XiT-AGM Hotel Sales
Adele G Mourad
Future of The front Office
Changes brought by technology tend to be overreaching in the hotel industry. Today, the most controversial are the changes in the Front Desk, affecting its structure, function and future. Around this issue, there are vigorous debates oscillating between the modern mobile concept of the desk and the traditional stationary structure.
The modern concept of a hotel Front Desk is defined by its mobility. It is a transportable desk in the fullest sense; a laptop and a small podium replace the traditional-mounted front office where guests expect their first greetings.
The traditional desk, on the other hand is the stationary mounted desk where guests expect to settle their transactions, submit their requests and voice their complaints and compliments. The divisive question is how would the moving desk replace the efficiency of the traditional one? How will it impact the overall guest experience?
We took time to survey travelers, we included hotel owners and managers, asking them to choose between the modern version of the desk and the traditional one. The results revealed 58% were for the traditional desk, 31% were for the mobile desk, and 10% did not express an inclination to either side but had forwarded concerns and questions about the issue.
Proponents of the change believe that the new concept advances the operation of the desk into twenty first century hospitality. To them, it constitutes a fresh break from traditional appearances and old practices in hotel decor and staff performance. The new desk is more personable and less formal. It is contributing much to the overall guest experience. Proponents of the modern desk are seeking simplicity and informality in settling transactions. Line forming at check-in is becoming increasingly annoying as guests wait for their turn to check in or check out. They welcome the rather casual, sit-down check-in being taken care of by a staff person who is not stationary. To them the idea of a mobile desk in the lobby creates the convenience of being in the hotel lobby in close proximity to an espresso bar, or beverage area or other places of comfort in the public area. The newness of the process exudes openness and takes away, restrictions and divisions, which inhibit a relaxed hospitality environment.
Opponents of the idea, while they embrace the efficiency of technology and the positive changes it has brought so far to the industry, prefer that technology should remain exclusively administrative. While they enjoy the efficiency of electronic reservations and on line hotel shoppings, they strongly favor the traditional internal hotel structure, especially the desk. Their concerns are many and for those who experienced the mobile desk some did not feel its appeal yet missed the old traditional desk very much.
Opponents of the notion are for the stationary desk where consistency prevails. They believe that the activity of the front office is not only a cashier one, where a small machine is enough to satisfy guests needs but to the contrary they perceive the desk responsibilities extending beyond the visual. The front desk, the traditional traveler feels, must be equipped with the necessary tools and retain a specific size and dimension to render the services needed. More so, in its absence travelers missed the consistent warm greetings and the welcoming smile upon entering the property. It was a necessary part of their stay.
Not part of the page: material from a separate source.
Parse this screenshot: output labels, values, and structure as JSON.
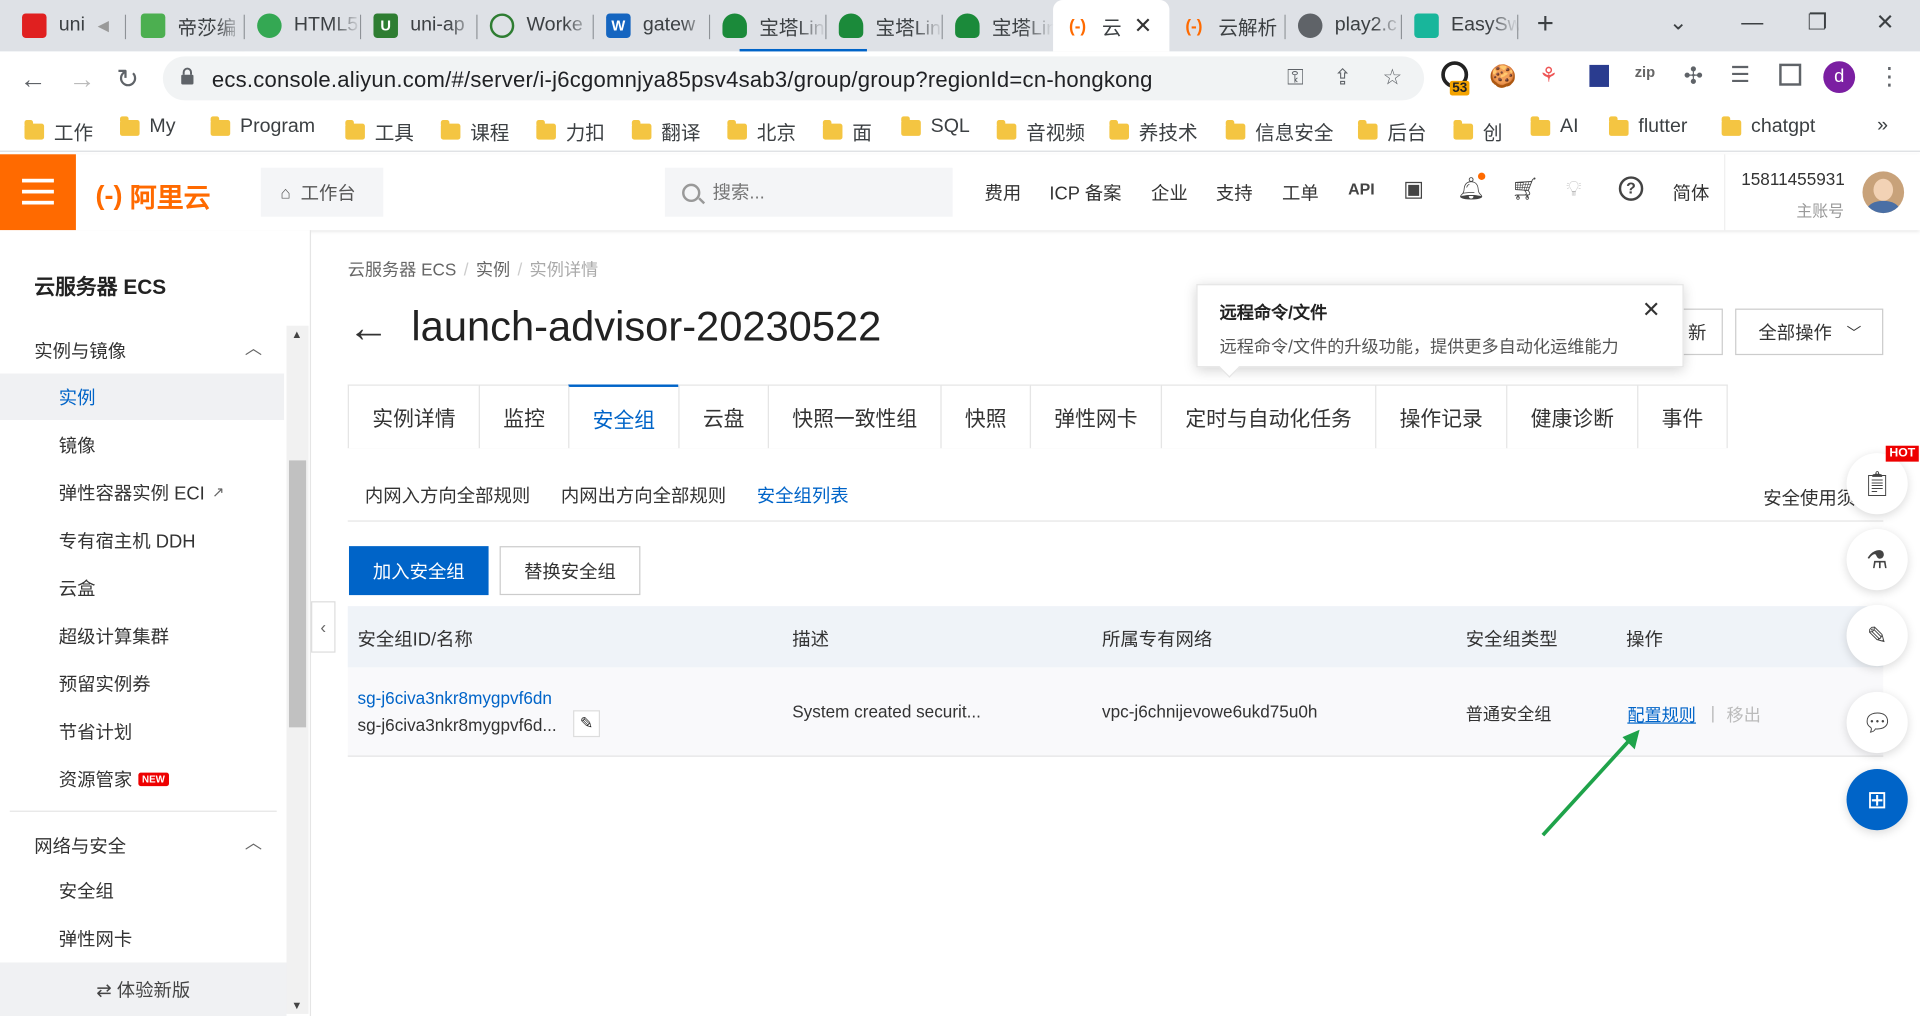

Some have noted that a stable and immobile desk exudes normality and security constituting a point of reference. Typically, a steady stand-up front desk agent behind a mounted desk guarantees structure, organization and better follow-ups in guest services and guest transactions. Some added that the desk is the front of the house and must be positioned as such. Its physical structure is pertinent to a complete hotel building.
The remaining respondents had the following concerns:
How will the clerk know who to help first? Will there be a line forming? Will they have a sign-in screen when they first walk in?
Others had the following concerns:
In a large lobby it would be nice and more personal if the clerk sat by you on the couch to check you in! But how quickly could they do that and how would they be able to deal with a high volume check-in?
Other were concerned about “frequent guests treatment” such as loyalty programs: Would HHonor diamond members, have a separate sign-in screen?
We would like to hear from hotel operators, managers, owners and all hotel staff members to get their point of view on the matter. Please forward your thoughts to us on the subject.
Please let us know how do you perceive the role of technology in the future of hotels..
Forward your thoughts via email: firstname.lastname@example.org or XITAGM@yahoo.com
Or respond through the attached link.
For those hoteliers that are interested to be interviewed in our next brief on the topic, please contact us through the addresses above.